“There is insufficient well-designed workwear in the market. The few well-thought-out designs usually cater to the needs of a colder climate, but still incompatible with the sweltering weather in Hong Kong. As the climate gets hotter, there is a need to introduce [a design] lightweight yet durable,” she adds. 

“It is too despicable to only take fashion inspiration from workers without catering to their actual needs. If no one is taking the responsibility to provide better workwear for these workers, I will. I know I can create something better,” she continues.

This is why Tsang flew to London to study the Master Programme in Fashion at the Royal College of Art in 2018, which she considers “not only a fashion course”. Covering a wide range of social issues such as gender, culture and race, the programme has offered her a chance to ponder the relationship between society and fashion.

From Drawing Board To Life
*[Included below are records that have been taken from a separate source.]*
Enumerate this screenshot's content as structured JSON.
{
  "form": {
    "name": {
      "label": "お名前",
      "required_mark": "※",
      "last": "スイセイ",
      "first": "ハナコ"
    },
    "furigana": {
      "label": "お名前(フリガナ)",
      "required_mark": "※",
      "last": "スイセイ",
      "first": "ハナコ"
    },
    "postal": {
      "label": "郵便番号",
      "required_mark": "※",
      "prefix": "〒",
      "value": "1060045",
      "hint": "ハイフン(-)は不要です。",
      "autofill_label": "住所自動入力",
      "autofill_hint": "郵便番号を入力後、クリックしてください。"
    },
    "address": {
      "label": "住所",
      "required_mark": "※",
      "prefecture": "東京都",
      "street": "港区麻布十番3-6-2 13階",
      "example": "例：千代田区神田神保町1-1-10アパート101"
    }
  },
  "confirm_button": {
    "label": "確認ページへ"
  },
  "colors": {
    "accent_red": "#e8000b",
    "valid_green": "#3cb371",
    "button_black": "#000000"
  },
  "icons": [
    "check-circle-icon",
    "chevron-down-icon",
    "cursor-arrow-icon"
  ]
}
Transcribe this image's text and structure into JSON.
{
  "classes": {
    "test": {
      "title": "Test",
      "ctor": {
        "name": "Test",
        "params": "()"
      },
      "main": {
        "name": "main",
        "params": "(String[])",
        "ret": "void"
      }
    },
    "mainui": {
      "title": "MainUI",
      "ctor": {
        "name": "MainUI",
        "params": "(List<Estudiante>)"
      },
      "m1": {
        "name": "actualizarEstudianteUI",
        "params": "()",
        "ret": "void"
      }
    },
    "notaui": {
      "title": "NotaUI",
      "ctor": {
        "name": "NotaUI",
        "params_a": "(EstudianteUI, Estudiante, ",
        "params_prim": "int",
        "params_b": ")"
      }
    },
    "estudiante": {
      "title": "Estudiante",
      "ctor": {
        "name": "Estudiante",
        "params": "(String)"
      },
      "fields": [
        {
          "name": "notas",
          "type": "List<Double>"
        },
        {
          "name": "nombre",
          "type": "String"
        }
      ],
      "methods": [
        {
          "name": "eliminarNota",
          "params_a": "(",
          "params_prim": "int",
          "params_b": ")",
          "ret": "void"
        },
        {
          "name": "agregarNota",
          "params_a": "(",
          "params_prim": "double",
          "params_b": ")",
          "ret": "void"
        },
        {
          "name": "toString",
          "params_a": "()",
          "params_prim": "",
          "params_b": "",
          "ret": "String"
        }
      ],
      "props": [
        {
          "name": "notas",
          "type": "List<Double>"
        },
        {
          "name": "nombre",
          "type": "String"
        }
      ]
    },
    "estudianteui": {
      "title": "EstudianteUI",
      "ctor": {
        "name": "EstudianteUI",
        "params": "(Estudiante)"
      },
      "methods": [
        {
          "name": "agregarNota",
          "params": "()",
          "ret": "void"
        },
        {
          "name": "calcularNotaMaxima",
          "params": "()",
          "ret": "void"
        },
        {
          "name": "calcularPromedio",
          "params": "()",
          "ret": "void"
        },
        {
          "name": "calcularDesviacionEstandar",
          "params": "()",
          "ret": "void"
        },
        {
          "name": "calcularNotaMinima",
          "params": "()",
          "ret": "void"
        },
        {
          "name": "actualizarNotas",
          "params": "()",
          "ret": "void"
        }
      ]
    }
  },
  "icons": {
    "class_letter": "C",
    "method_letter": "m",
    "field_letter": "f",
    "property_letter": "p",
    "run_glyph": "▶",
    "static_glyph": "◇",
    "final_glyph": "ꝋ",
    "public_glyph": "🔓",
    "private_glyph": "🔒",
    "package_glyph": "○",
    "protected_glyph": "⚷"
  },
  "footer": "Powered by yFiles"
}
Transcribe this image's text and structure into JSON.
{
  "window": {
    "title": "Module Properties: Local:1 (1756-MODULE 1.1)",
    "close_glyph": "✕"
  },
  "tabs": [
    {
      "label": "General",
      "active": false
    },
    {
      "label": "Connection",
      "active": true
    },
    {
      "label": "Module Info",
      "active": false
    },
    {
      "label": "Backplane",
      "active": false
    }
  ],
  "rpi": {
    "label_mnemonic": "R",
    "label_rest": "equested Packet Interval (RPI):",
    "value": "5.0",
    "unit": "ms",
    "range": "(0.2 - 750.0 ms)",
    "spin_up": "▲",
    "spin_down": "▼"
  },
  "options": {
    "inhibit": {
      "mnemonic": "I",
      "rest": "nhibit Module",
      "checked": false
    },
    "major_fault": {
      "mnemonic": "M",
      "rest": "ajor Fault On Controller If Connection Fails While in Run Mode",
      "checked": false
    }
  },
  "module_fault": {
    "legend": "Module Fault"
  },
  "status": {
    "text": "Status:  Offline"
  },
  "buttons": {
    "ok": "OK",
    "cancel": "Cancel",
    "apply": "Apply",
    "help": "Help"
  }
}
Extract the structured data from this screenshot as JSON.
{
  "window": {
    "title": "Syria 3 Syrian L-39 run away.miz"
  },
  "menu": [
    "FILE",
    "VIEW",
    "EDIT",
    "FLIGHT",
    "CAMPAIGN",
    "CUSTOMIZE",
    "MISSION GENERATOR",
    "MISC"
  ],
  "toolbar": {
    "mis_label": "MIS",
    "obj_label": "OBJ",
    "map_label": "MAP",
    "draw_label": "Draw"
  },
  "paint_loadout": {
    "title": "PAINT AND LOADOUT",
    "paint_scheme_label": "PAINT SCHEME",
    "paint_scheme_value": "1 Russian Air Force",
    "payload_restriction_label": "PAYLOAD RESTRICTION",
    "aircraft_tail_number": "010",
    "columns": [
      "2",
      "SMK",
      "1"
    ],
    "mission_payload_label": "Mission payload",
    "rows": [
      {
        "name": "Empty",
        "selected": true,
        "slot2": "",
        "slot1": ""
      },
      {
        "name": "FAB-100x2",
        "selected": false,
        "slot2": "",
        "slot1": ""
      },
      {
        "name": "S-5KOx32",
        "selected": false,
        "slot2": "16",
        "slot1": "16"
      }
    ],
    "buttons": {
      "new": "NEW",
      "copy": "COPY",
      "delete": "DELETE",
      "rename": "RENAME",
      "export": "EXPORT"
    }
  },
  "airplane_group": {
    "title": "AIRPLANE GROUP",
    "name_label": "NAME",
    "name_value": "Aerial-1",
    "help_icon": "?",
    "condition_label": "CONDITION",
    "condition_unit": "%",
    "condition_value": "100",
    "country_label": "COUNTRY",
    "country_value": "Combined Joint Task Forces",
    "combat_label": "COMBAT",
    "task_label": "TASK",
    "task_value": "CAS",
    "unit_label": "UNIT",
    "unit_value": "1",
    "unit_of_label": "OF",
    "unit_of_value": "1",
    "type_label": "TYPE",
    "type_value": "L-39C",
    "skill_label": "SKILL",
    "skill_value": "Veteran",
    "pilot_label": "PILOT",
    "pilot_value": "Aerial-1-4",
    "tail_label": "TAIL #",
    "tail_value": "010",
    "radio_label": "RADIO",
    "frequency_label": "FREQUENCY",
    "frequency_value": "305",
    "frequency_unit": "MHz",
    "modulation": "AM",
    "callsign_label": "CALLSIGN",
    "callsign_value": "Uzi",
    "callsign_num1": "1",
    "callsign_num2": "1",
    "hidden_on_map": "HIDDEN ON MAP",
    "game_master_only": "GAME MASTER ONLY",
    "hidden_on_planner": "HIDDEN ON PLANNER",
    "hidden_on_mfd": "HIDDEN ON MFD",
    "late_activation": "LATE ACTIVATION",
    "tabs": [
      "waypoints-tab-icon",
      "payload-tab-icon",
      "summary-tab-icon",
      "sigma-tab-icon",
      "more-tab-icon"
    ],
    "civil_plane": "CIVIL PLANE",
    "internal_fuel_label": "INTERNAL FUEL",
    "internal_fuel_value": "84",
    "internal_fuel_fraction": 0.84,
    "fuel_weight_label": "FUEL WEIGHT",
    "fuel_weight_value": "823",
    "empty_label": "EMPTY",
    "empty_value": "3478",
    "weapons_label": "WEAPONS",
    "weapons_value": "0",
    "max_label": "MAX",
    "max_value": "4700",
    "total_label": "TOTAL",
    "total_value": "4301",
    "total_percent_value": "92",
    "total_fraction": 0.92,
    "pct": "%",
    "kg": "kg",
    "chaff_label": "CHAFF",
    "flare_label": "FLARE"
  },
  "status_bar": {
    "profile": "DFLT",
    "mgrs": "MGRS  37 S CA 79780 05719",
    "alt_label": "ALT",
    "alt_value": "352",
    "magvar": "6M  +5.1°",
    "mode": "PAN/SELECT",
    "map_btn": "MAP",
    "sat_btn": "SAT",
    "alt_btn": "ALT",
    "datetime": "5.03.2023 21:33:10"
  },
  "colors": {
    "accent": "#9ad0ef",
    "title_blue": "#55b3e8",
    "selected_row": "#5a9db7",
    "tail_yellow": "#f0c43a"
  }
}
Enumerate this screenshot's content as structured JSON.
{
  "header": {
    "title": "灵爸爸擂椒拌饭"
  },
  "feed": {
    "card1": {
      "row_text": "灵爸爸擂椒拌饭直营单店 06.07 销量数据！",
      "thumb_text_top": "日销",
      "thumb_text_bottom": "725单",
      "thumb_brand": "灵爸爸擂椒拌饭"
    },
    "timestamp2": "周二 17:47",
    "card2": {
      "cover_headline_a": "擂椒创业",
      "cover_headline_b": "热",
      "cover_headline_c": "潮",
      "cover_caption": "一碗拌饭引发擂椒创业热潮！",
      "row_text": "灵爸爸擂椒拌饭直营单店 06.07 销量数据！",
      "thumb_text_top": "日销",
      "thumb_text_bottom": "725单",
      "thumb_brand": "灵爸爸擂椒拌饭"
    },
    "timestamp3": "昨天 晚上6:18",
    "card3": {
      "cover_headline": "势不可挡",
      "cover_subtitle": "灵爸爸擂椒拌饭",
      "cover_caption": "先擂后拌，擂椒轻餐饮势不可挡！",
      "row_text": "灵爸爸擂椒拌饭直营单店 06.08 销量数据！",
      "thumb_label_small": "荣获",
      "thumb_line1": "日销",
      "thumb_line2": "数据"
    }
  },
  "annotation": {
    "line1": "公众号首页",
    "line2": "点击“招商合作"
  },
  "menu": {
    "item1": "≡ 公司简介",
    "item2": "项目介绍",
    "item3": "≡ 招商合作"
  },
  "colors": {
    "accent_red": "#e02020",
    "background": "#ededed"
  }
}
In 2020, Tsang launched the “Brickman” collection as her graduation project, featuring a workwear set with  a T-shirt, a jacket and a pair of trousers designed specifically for bricklayers. 

Tsang Mei-sze’s graduate project, “Brickman”, features a full-set industrial workwear for bricklayers. (Photo courtesy of Tsang Mei-sze)

Incorporating the concept of ergonomics into workwear by reducing the use of fabrics for greater flexibility and mobility, the collection laid a solid foundation for Tsang’s workwear brand, TMS.SITE., founded a year after she returned to Hong Kong in 2021. 

Based on two prototypes she developed in her graduate project, Tsang continued to refine the industrial pants named “3.0 Industrial Athlete Pants” with the help of three steel fixers, Em Pong, Ka Wai and Stone, who she met during a lunch break in front of a convenience store in Tsuen Wan in 2021.

The three workers told her about their feedback on the wearing experience during their lunch and cigarette breaks.

Using a breathable and moisture-wicking nylon material, the “3.0 Industrial Athlete Pants” are much more lightweight and dirt-proof than traditional woven fabric pants. The adjustable waistband design also wittily helps workers avoid “builder’s bum” by providing a snug hug around the waist.

On May 27, 2022, Tsang launched the new collection on

In less than two months’ time, she received a total of HK$188,730 (US$24042.73) from 98 backers, successfully bringing her collection to life. The industrial pants have started manufacturing and are expected to reach customers in December 2022.

Yet her beloved father and her muse will not be wearing her designs.  

“I would have wanted my dad to try them on for me, but he could not even fit into the largest size. He has gotten a ‘dad bod’ after his retirement,” the designer says with a giggle.

“Of course, he no longer has an athletic physique as he used to, but his endurance and perseverance make him an industrial athlete for life,” she adds.

Edited by Gabriella Lynn
Sub-edited by Felicia Lam